------ Input for this task

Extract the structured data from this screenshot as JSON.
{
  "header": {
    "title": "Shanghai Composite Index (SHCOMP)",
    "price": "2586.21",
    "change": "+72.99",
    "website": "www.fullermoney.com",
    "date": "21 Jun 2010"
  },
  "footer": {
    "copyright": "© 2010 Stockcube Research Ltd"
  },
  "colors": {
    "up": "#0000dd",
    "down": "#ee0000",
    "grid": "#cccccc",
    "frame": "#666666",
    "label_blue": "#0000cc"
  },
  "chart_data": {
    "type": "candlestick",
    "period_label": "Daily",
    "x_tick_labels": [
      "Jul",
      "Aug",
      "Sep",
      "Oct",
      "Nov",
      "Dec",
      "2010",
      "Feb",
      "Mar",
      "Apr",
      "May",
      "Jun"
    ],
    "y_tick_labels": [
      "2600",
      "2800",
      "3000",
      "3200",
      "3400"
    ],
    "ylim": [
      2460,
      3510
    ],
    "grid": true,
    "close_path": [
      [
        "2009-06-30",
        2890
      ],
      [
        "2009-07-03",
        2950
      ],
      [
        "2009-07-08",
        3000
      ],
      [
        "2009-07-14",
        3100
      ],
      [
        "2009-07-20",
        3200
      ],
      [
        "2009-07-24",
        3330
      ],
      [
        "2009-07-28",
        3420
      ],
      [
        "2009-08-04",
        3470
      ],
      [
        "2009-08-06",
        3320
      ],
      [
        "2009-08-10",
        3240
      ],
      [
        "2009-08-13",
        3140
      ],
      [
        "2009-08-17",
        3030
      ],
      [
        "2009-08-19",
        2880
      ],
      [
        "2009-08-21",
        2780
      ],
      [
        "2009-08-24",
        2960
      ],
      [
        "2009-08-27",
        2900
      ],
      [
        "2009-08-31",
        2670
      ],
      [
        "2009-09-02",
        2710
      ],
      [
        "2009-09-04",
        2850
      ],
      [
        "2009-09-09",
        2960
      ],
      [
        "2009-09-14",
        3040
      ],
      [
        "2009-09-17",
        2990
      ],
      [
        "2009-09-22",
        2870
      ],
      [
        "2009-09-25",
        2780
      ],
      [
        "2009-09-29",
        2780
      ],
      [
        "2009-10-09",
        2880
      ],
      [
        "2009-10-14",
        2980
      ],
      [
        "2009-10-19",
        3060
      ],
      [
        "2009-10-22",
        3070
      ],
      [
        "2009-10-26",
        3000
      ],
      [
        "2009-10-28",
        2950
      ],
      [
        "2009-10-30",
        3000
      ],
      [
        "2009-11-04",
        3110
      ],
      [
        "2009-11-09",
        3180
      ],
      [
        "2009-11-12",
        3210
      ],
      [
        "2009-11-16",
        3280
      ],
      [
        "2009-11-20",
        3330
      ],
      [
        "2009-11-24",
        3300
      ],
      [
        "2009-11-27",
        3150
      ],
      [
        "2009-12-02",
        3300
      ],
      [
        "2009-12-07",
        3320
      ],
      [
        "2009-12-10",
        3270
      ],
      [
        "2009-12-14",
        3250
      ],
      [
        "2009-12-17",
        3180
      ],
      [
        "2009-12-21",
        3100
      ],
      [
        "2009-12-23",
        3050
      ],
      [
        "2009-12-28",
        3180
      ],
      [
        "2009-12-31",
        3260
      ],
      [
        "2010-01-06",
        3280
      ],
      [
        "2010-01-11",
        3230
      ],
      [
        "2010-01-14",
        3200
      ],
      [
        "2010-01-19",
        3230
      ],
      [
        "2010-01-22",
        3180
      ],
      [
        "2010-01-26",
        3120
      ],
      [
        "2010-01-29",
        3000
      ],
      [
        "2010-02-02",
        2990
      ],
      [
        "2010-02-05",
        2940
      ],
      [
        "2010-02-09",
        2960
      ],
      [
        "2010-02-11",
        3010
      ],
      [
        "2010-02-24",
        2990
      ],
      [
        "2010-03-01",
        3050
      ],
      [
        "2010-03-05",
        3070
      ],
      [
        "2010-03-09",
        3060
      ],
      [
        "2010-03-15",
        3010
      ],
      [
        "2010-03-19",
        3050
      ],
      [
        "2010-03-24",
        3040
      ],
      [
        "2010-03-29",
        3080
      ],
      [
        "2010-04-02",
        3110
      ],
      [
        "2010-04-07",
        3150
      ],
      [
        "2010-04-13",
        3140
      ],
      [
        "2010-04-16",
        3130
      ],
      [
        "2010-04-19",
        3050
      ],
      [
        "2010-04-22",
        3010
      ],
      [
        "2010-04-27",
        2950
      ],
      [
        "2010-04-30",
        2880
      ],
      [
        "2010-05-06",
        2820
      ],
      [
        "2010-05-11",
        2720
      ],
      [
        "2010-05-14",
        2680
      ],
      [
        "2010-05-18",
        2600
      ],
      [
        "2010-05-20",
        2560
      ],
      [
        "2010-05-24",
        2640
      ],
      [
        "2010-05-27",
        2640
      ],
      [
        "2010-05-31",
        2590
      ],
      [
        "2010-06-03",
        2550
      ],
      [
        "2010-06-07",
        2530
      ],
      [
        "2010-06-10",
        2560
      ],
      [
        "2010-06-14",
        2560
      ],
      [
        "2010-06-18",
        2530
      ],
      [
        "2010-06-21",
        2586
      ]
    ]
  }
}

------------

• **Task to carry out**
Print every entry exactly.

• **Solution for this exercise**
Extract the structured data from this screenshot as JSON.
{
  "header": {
    "title": "Shanghai Composite Index (SHCOMP)",
    "price": "2586.21",
    "change": "+72.99",
    "website": "www.fullermoney.com",
    "date": "21 Jun 2010"
  },
  "footer": {
    "copyright": "© 2010 Stockcube Research Ltd"
  },
  "colors": {
    "up": "#0000dd",
    "down": "#ee0000",
    "grid": "#cccccc",
    "frame": "#666666",
    "label_blue": "#0000cc"
  },
  "chart_data": {
    "type": "candlestick",
    "period_label": "Daily",
    "x_tick_labels": [
      "Jul",
      "Aug",
      "Sep",
      "Oct",
      "Nov",
      "Dec",
      "2010",
      "Feb",
      "Mar",
      "Apr",
      "May",
      "Jun"
    ],
    "y_tick_labels": [
      "2600",
      "2800",
      "3000",
      "3200",
      "3400"
    ],
    "ylim": [
      2460,
      3510
    ],
    "grid": true,
    "close_path": [
      [
        "2009-06-30",
        2890
      ],
      [
        "2009-07-03",
        2950
      ],
      [
        "2009-07-08",
        3000
      ],
      [
        "2009-07-14",
        3100
      ],
      [
        "2009-07-20",
        3200
      ],
      [
        "2009-07-24",
        3330
      ],
      [
        "2009-07-28",
        3420
      ],
      [
        "2009-08-04",
        3470
      ],
      [
        "2009-08-06",
        3320
      ],
      [
        "2009-08-10",
        3240
      ],
      [
        "2009-08-13",
        3140
      ],
      [
        "2009-08-17",
        3030
      ],
      [
        "2009-08-19",
        2880
      ],
      [
        "2009-08-21",
        2780
      ],
      [
        "2009-08-24",
        2960
      ],
      [
        "2009-08-27",
        2900
      ],
      [
        "2009-08-31",
        2670
      ],
      [
        "2009-09-02",
        2710
      ],
      [
        "2009-09-04",
        2850
      ],
      [
        "2009-09-09",
        2960
      ],
      [
        "2009-09-14",
        3040
      ],
      [
        "2009-09-17",
        2990
      ],
      [
        "2009-09-22",
        2870
      ],
      [
        "2009-09-25",
        2780
      ],
      [
        "2009-09-29",
        2780
      ],
      [
        "2009-10-09",
        2880
      ],
      [
        "2009-10-14",
        2980
      ],
      [
        "2009-10-19",
        3060
      ],
      [
        "2009-10-22",
        3070
      ],
      [
        "2009-10-26",
        3000
      ],
      [
        "2009-10-28",
        2950
      ],
      [
        "2009-10-30",
        3000
      ],
      [
        "2009-11-04",
        3110
      ],
      [
        "2009-11-09",
        3180
      ],
      [
        "2009-11-12",
        3210
      ],
      [
        "2009-11-16",
        3280
      ],
      [
        "2009-11-20",
        3330
      ],
      [
        "2009-11-24",
        3300
      ],
      [
        "2009-11-27",
        3150
      ],
      [
        "2009-12-02",
        3300
      ],
      [
        "2009-12-07",
        3320
      ],
      [
        "2009-12-10",
        3270
      ],
      [
        "2009-12-14",
        3250
      ],
      [
        "2009-12-17",
        3180
      ],
      [
        "2009-12-21",
        3100
      ],
      [
        "2009-12-23",
        3050
      ],
      [
        "2009-12-28",
        3180
      ],
      [
        "2009-12-31",
        3260
      ],
      [
        "2010-01-06",
        3280
      ],
      [
        "2010-01-11",
        3230
      ],
      [
        "2010-01-14",
        3200
      ],
      [
        "2010-01-19",
        3230
      ],
      [
        "2010-01-22",
        3180
      ],
      [
        "2010-01-26",
        3120
      ],
      [
        "2010-01-29",
        3000
      ],
      [
        "2010-02-02",
        2990
      ],
      [
        "2010-02-05",
        2940
      ],
      [
        "2010-02-09",
        2960
      ],
      [
        "2010-02-11",
        3010
      ],
      [
        "2010-02-24",
        2990
      ],
      [
        "2010-03-01",
        3050
      ],
      [
        "2010-03-05",
        3070
      ],
      [
        "2010-03-09",
        3060
      ],
      [
        "2010-03-15",
        3010
      ],
      [
        "2010-03-19",
        3050
      ],
      [
        "2010-03-24",
        3040
      ],
      [
        "2010-03-29",
        3080
      ],
      [
        "2010-04-02",
        3110
      ],
      [
        "2010-04-07",
        3150
      ],
      [
        "2010-04-13",
        3140
      ],
      [
        "2010-04-16",
        3130
      ],
      [
        "2010-04-19",
        3050
      ],
      [
        "2010-04-22",
        3010
      ],
      [
        "2010-04-27",
        2950
      ],
      [
        "2010-04-30",
        2880
      ],
      [
        "2010-05-06",
        2820
      ],
      [
        "2010-05-11",
        2720
      ],
      [
        "2010-05-14",
        2680
      ],
      [
        "2010-05-18",
        2600
      ],
      [
        "2010-05-20",
        2560
      ],
      [
        "2010-05-24",
        2640
      ],
      [
        "2010-05-27",
        2640
      ],
      [
        "2010-05-31",
        2590
      ],
      [
        "2010-06-03",
        2550
      ],
      [
        "2010-06-07",
        2530
      ],
      [
        "2010-06-10",
        2560
      ],
      [
        "2010-06-14",
        2560
      ],
      [
        "2010-06-18",
        2530
      ],
      [
        "2010-06-21",
        2586
      ]
    ]
  }
}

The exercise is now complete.